Is there another solution? The government’s answer hasn’t changed since 2004, but renewable energy has evolved dramatically. Renewables are cheaper, better, and manifold. Are they reliable and cheap enough for companies to start another energy revolution: distributed generation, power supplied at the point of use? In other words, could businesses become independent of the power grid?
The impediment to relying solely on solar or wind power, on or off the grid, is the inconsistent supply: the wind doesn’t always blow, the sun disappears, at least once a day, and it’s hard to store the power for off-times. We have written previously about eco-friendly, fuel-cell servers. They function as non-stop batteries, and deliver a uniform, uninterrupted current which is especially suited to powering 24/7 digital architecture. The modular design and redundancy of stacks of fuel cells also make them virtually blackout-proof. A number of companies are experimenting with hybrid systems, solar or wind energy operating in tandem with fuel cells, which may provide the greenest and most reliable power stream to date. Converting to on-site, base-load power allows businesses to connect to the grid only for backup, and discard their old backup generators.
Whatever the renewable source, eco-friendly, on-site power generation could solve the grid nightmare for business, consumers, and national economies, reducing emissions at the same time. Middle-market companies that act now could find themselves in powerful positions in the next decade, as the power grid trips and falters more than ever, under the increasing burden of the digital economy.

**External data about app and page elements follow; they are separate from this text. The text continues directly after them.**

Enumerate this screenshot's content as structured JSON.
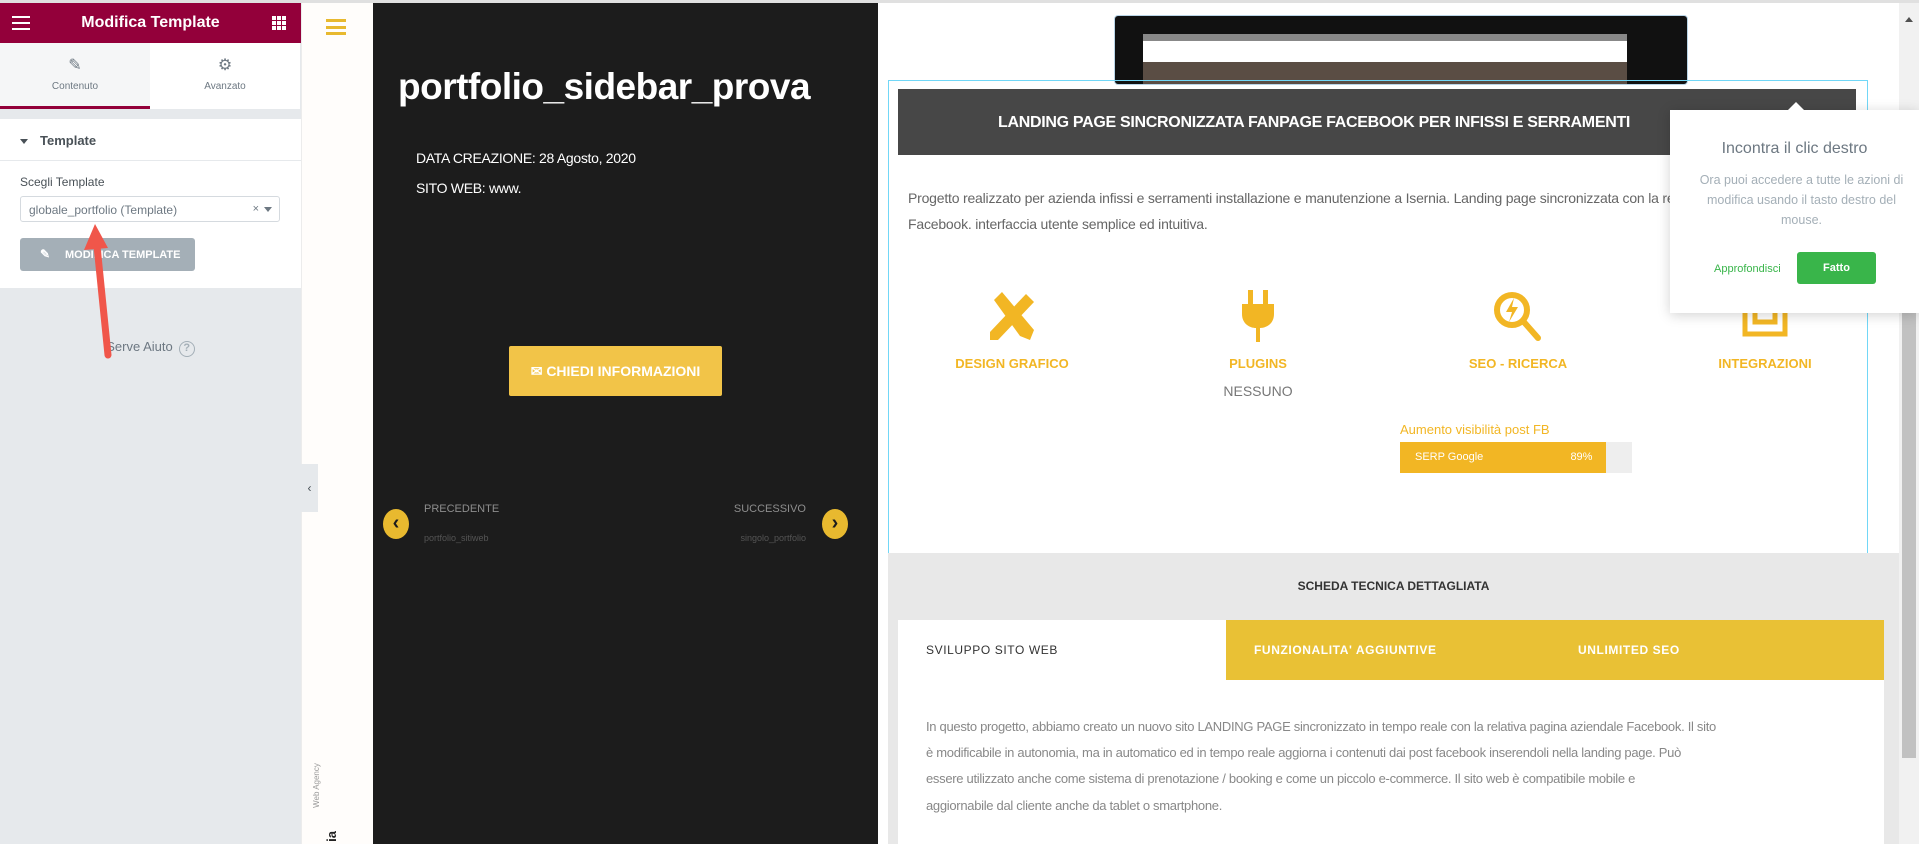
{
  "editor": {
    "title": "Modifica Template",
    "tabs": [
      {
        "label": "Contenuto",
        "icon": "pencil-icon"
      },
      {
        "label": "Avanzato",
        "icon": "gear-icon"
      }
    ],
    "section_title": "Template",
    "field_label": "Scegli Template",
    "select_value": "globale_portfolio (Template)",
    "edit_button": "MODIFICA TEMPLATE",
    "help": "Serve Aiuto",
    "accent": "#93003a"
  },
  "strip": {
    "agency": "Web Agency",
    "brand": "ia"
  },
  "hero": {
    "title": "portfolio_sidebar_prova",
    "date": "DATA CREAZIONE: 28 Agosto, 2020",
    "site": "SITO WEB: www.",
    "cta": "CHIEDI INFORMAZIONI",
    "prev_label": "PRECEDENTE",
    "prev_title": "portfolio_sitiweb",
    "next_label": "SUCCESSIVO",
    "next_title": "singolo_portfolio"
  },
  "content": {
    "heading": "LANDING PAGE SINCRONIZZATA FANPAGE FACEBOOK PER INFISSI E SERRAMENTI",
    "intro": [
      "Progetto realizzato per azienda infissi e serramenti installazione e manutenzione a Isernia. Landing page sincronizzata con la relativa pagina aziendale",
      "Facebook. interfaccia utente semplice ed intuitiva."
    ],
    "features": [
      {
        "label": "DESIGN GRAFICO",
        "icon": "design-tools-icon"
      },
      {
        "label": "PLUGINS",
        "icon": "plug-icon",
        "sub": "NESSUNO"
      },
      {
        "label": "SEO - RICERCA",
        "icon": "seo-search-icon"
      },
      {
        "label": "INTEGRAZIONI",
        "icon": "integrations-icon"
      }
    ],
    "progress": {
      "title": "Aumento visibilità post FB",
      "name": "SERP Google",
      "value_label": "89%",
      "value": 89
    },
    "accent": "#f2b624"
  },
  "scheda": {
    "title": "SCHEDA TECNICA DETTAGLIATA",
    "tabs": [
      "SVILUPPO SITO WEB",
      "FUNZIONALITA' AGGIUNTIVE",
      "UNLIMITED SEO"
    ],
    "body": [
      "In questo progetto, abbiamo creato un nuovo sito LANDING PAGE sincronizzato in tempo reale con la relativa pagina aziendale Facebook. Il sito",
      "è modificabile in autonomia, ma in automatico ed in tempo reale aggiorna i contenuti dai post facebook inserendoli nella landing page. Può",
      "essere utilizzato anche come sistema di prenotazione / booking e come un piccolo e-commerce. Il sito web è compatibile mobile e",
      "aggiornabile dal cliente anche da tablet o smartphone."
    ]
  },
  "popup": {
    "title": "Incontra il clic destro",
    "body": "Ora puoi accedere a tutte le azioni di modifica usando il tasto destro del mouse.",
    "link": "Approfondisci",
    "button": "Fatto",
    "accent": "#39b54a"
  }
}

The threat of a black swan blackout may well create another black swan event in Germany, Europe, and the developed world: independent primary power, the next energy revolution.
Roland Brandt is XL Group’s Head of Underwriting Management for International Property.